_YOUR OBJECTIVE:_ Would it be possible to write out each entry below exactly, without the pictures?

_EXCERPTED DATA:_

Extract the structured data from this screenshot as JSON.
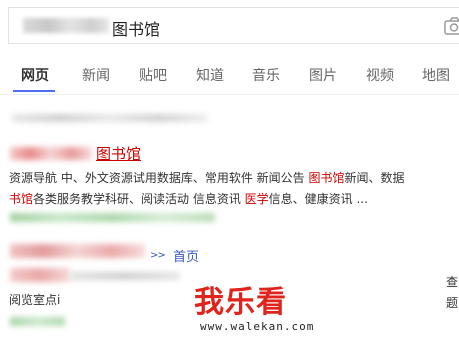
{
  "search": {
    "query_suffix": "图书馆",
    "camera_icon": "camera-icon"
  },
  "tabs": [
    {
      "label": "网页",
      "active": true
    },
    {
      "label": "新闻",
      "active": false
    },
    {
      "label": "贴吧",
      "active": false
    },
    {
      "label": "知道",
      "active": false
    },
    {
      "label": "音乐",
      "active": false
    },
    {
      "label": "图片",
      "active": false
    },
    {
      "label": "视频",
      "active": false
    },
    {
      "label": "地图",
      "active": false
    }
  ],
  "results": [
    {
      "title_suffix": "图书馆",
      "snippet_line1": {
        "a": "资源导航 中、外文资源试用数据库、常用软件 新闻公告 ",
        "hl1": "图书馆",
        "b": "新闻、数据"
      },
      "snippet_line2": {
        "hl1": "书馆",
        "a": "各类服务教学科研、阅读活动 信息资讯 ",
        "hl2": "医学",
        "b": "信息、健康资讯 ..."
      }
    },
    {
      "title_suffix": "首页",
      "snippet": "阅览室点i",
      "right_chars": [
        "查",
        "题"
      ]
    }
  ],
  "watermark": {
    "logo": "我乐看",
    "url": "www.walekan.com"
  },
  "colors": {
    "highlight": "#c00000",
    "link": "#3b57c4",
    "tab_underline": "#4e6ef2",
    "watermark": "#e0231b"
  }
}
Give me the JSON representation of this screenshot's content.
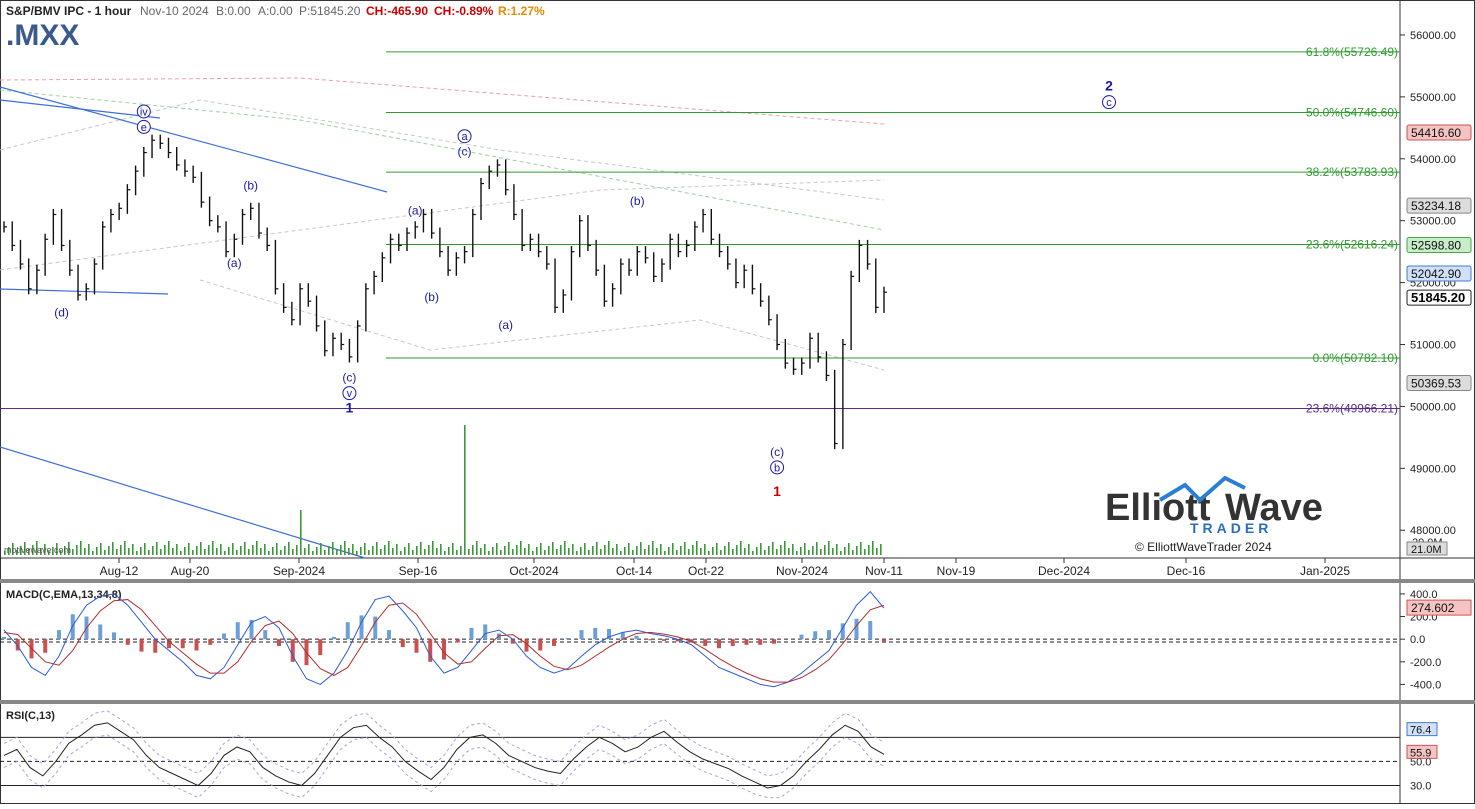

_PROBLEM SOLUTION:_
Extract the structured data from this screenshot as JSON.
{
  "search": {
    "query_suffix": "图书馆",
    "camera_icon": "camera-icon"
  },
  "tabs": [
    {
      "label": "网页",
      "active": true
    },
    {
      "label": "新闻",
      "active": false
    },
    {
      "label": "贴吧",
      "active": false
    },
    {
      "label": "知道",
      "active": false
    },
    {
      "label": "音乐",
      "active": false
    },
    {
      "label": "图片",
      "active": false
    },
    {
      "label": "视频",
      "active": false
    },
    {
      "label": "地图",
      "active": false
    }
  ],
  "results": [
    {
      "title_suffix": "图书馆",
      "snippet_line1": {
        "a": "资源导航 中、外文资源试用数据库、常用软件 新闻公告 ",
        "hl1": "图书馆",
        "b": "新闻、数据"
      },
      "snippet_line2": {
        "hl1": "书馆",
        "a": "各类服务教学科研、阅读活动 信息资讯 ",
        "hl2": "医学",
        "b": "信息、健康资讯 ..."
      }
    },
    {
      "title_suffix": "首页",
      "snippet": "阅览室点i",
      "right_chars": [
        "查",
        "题"
      ]
    }
  ],
  "watermark": {
    "logo": "我乐看",
    "url": "www.walekan.com"
  },
  "colors": {
    "highlight": "#c00000",
    "link": "#3b57c4",
    "tab_underline": "#4e6ef2",
    "watermark": "#e0231b"
  }
}
Give me the JSON representation of this screenshot's content.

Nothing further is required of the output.